_Activity_.
From the entries below, extract every line that includes the word "Information".

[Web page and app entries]
══════════

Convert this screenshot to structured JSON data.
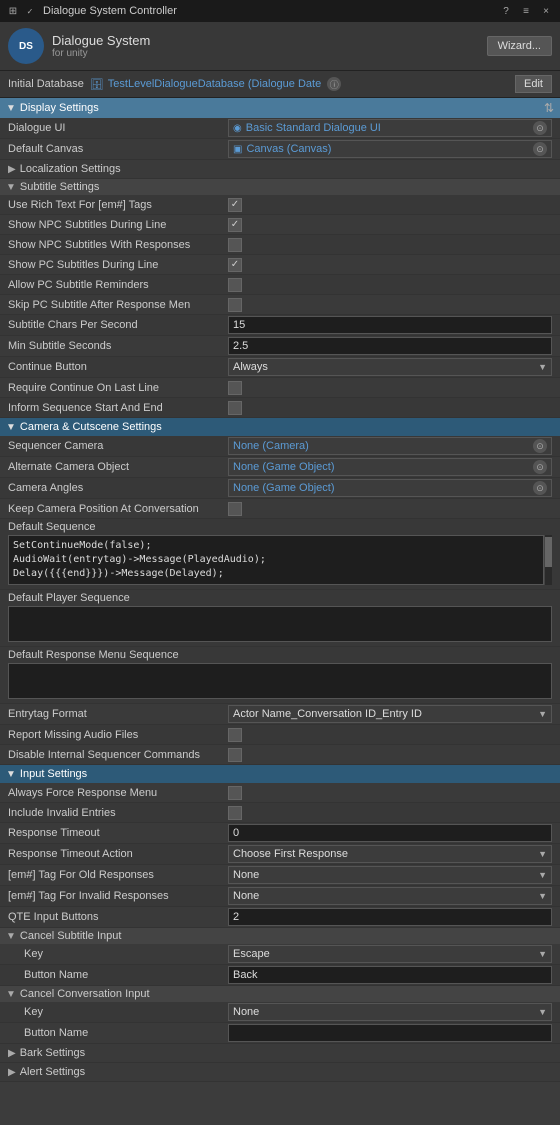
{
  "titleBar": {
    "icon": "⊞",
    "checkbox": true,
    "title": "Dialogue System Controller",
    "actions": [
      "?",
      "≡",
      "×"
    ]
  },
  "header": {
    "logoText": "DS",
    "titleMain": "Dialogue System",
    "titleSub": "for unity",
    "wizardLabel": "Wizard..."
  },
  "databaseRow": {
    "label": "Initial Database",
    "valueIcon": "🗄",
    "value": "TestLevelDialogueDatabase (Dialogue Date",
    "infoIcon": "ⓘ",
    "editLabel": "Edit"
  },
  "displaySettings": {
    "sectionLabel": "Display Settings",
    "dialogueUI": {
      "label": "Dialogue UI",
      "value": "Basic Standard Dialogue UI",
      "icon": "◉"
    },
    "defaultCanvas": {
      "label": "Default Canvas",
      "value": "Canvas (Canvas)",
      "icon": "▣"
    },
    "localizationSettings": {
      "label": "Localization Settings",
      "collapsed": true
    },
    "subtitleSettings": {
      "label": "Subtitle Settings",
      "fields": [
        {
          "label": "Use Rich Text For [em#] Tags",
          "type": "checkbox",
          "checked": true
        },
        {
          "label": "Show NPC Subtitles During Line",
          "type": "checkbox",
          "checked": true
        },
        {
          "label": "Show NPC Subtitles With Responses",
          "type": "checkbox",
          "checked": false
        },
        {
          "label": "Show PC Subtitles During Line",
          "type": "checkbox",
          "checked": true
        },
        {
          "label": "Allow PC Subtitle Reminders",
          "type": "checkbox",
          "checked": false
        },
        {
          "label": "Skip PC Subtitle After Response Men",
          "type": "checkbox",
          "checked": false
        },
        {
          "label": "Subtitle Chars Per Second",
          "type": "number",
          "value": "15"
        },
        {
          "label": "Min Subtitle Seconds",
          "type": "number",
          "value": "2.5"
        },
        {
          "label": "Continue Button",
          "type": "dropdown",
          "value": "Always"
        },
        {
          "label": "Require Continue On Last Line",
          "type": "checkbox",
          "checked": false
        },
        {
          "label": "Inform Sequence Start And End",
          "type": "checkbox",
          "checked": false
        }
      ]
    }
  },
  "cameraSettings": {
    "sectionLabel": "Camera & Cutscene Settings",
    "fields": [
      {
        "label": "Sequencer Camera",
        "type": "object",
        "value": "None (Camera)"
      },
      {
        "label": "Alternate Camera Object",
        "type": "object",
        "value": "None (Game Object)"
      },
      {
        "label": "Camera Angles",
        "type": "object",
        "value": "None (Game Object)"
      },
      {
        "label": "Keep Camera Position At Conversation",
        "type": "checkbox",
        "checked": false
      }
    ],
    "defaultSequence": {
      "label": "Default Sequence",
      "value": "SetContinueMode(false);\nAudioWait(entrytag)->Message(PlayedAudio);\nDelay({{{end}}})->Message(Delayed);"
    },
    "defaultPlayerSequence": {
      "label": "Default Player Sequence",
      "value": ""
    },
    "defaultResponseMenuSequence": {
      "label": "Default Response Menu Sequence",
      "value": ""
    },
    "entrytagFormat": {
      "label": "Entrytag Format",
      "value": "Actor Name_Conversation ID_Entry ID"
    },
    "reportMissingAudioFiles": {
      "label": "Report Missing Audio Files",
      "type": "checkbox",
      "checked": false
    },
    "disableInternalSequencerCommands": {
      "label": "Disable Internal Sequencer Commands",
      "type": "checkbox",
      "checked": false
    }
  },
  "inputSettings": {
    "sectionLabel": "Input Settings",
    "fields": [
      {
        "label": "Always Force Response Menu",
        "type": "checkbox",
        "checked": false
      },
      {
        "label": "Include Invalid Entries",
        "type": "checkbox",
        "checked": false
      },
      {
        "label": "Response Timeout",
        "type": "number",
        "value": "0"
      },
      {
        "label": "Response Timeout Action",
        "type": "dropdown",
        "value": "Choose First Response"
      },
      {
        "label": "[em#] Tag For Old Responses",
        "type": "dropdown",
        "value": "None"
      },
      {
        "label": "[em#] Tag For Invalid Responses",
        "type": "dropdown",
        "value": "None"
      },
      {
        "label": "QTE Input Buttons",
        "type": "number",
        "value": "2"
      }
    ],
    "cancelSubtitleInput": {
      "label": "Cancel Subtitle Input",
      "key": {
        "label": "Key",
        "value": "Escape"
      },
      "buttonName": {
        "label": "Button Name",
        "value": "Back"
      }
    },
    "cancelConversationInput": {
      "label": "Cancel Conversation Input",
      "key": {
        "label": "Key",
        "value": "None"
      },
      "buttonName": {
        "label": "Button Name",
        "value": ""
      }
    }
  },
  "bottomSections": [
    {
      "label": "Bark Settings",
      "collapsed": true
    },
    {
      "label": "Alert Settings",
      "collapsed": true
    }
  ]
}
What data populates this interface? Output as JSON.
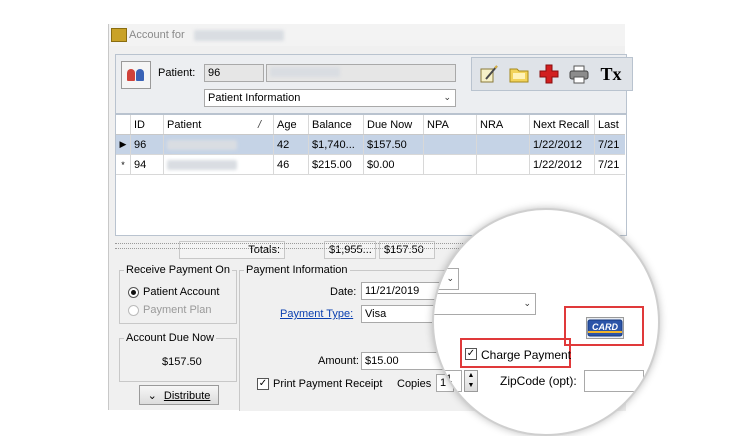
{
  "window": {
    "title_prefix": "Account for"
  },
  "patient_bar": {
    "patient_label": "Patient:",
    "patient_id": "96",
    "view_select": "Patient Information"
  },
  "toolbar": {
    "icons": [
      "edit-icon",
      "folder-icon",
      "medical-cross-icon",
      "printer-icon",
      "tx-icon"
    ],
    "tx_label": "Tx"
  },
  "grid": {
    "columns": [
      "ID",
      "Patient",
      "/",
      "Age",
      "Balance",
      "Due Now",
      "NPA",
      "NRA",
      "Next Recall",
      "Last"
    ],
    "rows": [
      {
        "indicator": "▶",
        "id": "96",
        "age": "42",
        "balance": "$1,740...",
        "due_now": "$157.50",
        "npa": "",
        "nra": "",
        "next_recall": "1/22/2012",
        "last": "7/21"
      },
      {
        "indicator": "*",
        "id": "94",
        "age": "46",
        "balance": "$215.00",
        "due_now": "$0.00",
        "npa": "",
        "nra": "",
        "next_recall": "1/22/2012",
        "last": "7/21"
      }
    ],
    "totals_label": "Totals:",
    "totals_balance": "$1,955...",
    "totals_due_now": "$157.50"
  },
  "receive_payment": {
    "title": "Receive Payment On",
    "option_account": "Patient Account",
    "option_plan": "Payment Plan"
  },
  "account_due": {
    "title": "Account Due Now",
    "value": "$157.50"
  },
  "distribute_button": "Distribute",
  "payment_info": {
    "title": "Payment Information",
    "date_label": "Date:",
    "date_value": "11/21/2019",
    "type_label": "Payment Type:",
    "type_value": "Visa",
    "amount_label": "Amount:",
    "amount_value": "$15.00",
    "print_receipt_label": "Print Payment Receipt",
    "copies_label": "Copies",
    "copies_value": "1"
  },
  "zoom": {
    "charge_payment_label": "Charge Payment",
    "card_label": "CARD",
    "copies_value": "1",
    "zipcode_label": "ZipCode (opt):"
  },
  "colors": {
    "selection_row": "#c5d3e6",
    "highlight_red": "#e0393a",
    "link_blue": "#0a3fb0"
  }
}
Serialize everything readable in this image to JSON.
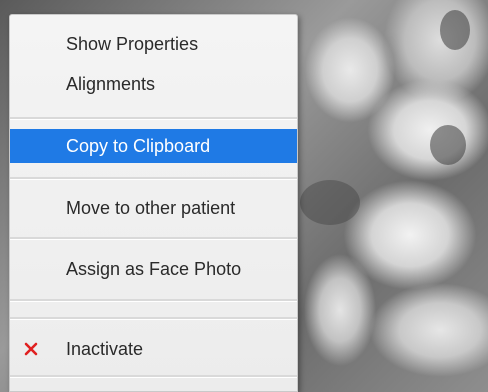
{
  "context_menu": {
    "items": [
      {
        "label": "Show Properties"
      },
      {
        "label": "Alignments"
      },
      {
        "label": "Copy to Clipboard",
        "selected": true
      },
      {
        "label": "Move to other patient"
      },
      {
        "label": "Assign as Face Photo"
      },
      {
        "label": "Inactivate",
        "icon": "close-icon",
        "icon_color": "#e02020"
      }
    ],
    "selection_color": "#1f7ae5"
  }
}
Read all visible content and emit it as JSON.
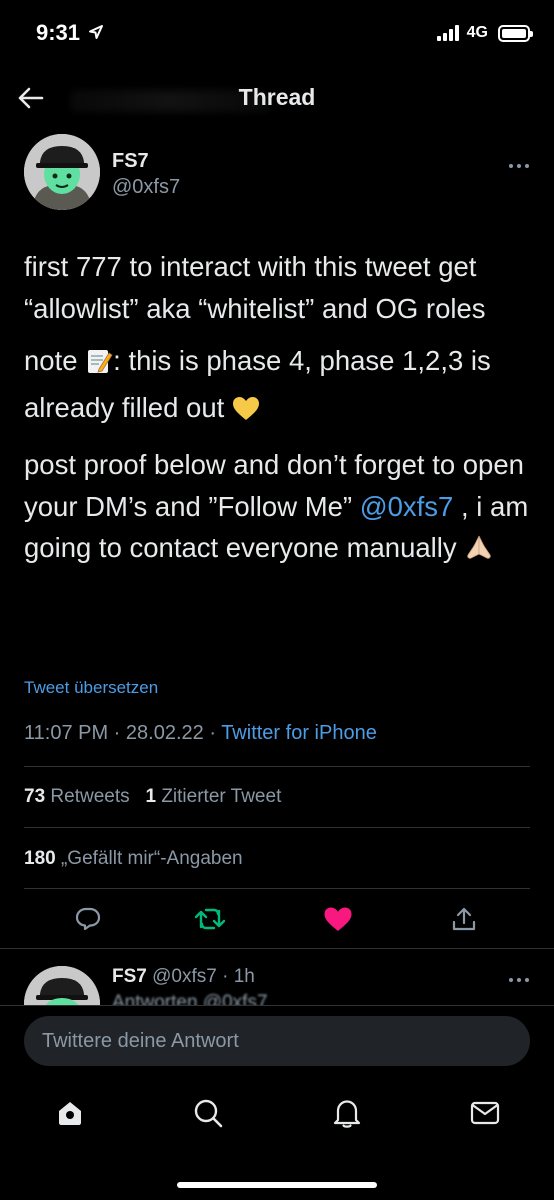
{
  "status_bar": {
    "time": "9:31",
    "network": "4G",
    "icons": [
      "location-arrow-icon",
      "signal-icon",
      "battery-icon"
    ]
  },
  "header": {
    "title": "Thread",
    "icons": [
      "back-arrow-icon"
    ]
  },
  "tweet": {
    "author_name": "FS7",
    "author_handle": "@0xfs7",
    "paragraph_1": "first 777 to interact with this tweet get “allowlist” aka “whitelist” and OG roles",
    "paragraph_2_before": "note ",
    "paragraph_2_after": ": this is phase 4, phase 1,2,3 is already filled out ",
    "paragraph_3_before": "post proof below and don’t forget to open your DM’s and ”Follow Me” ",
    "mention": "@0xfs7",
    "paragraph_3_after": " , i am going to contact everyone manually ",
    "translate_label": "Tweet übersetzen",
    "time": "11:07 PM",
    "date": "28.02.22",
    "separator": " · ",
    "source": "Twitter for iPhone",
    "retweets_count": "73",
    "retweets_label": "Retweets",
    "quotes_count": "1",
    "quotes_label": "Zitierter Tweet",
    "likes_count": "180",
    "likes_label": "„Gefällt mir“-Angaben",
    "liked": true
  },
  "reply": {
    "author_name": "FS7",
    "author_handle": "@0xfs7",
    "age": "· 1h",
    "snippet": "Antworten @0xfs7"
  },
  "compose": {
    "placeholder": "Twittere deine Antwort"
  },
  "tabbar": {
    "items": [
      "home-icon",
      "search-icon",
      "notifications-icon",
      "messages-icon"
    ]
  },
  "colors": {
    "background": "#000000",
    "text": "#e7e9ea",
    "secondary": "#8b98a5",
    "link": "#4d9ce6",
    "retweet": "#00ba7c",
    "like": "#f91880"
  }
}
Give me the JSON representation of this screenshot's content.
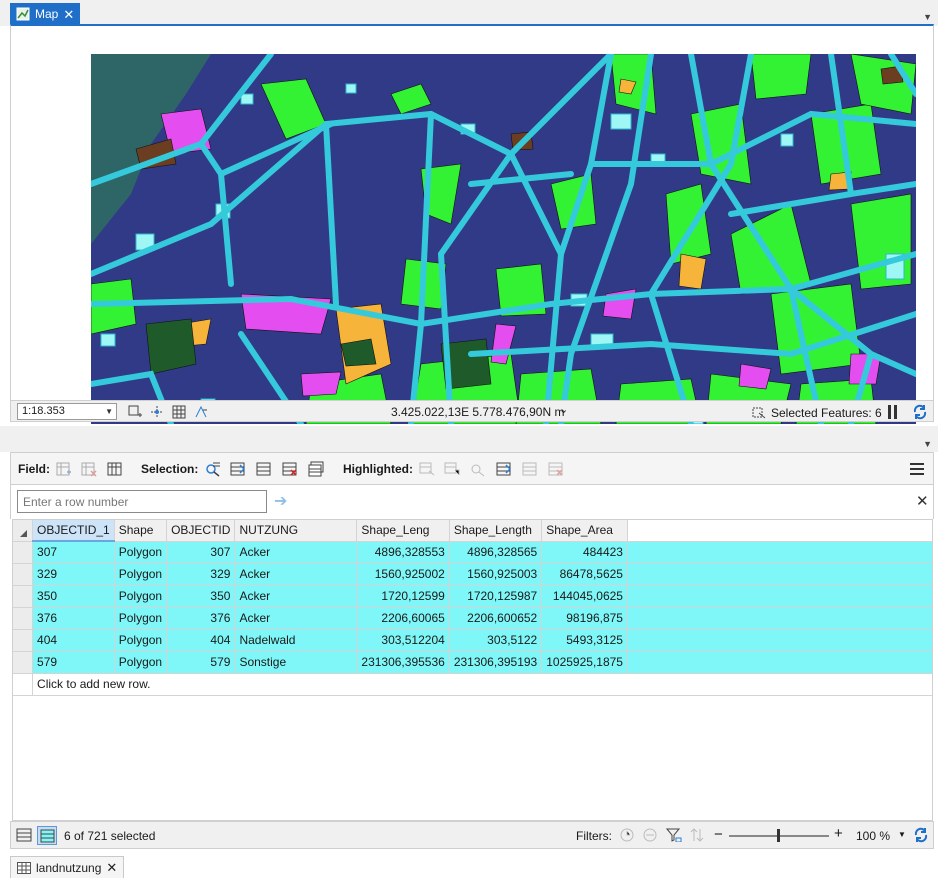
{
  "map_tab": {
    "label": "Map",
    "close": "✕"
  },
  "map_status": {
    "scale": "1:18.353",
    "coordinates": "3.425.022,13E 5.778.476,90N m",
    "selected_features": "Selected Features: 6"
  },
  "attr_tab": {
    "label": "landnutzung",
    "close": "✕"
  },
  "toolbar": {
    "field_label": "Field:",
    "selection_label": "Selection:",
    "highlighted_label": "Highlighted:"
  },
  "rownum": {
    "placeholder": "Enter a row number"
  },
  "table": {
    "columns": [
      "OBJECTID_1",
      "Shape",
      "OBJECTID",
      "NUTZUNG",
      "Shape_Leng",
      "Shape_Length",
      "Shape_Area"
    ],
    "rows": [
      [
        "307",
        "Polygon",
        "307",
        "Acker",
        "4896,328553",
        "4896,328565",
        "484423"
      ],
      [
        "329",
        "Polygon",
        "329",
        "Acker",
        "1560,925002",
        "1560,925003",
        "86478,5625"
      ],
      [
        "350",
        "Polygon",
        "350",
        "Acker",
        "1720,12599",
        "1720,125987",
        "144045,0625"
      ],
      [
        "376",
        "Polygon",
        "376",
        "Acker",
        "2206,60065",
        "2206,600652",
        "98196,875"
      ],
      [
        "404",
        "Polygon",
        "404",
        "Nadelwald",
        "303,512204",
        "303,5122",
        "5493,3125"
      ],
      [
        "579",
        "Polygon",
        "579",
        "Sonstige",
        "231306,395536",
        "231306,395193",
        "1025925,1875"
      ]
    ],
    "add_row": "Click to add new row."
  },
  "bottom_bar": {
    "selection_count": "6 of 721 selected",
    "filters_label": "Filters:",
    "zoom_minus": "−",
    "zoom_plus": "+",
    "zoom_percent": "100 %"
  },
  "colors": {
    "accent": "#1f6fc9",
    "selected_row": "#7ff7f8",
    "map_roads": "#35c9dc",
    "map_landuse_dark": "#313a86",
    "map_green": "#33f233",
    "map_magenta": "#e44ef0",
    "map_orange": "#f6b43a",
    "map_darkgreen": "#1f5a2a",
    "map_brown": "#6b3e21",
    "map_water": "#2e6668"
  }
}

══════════

_Solution for this task_.
    "view_select": "Patient Information"
    "title": "Payment Information",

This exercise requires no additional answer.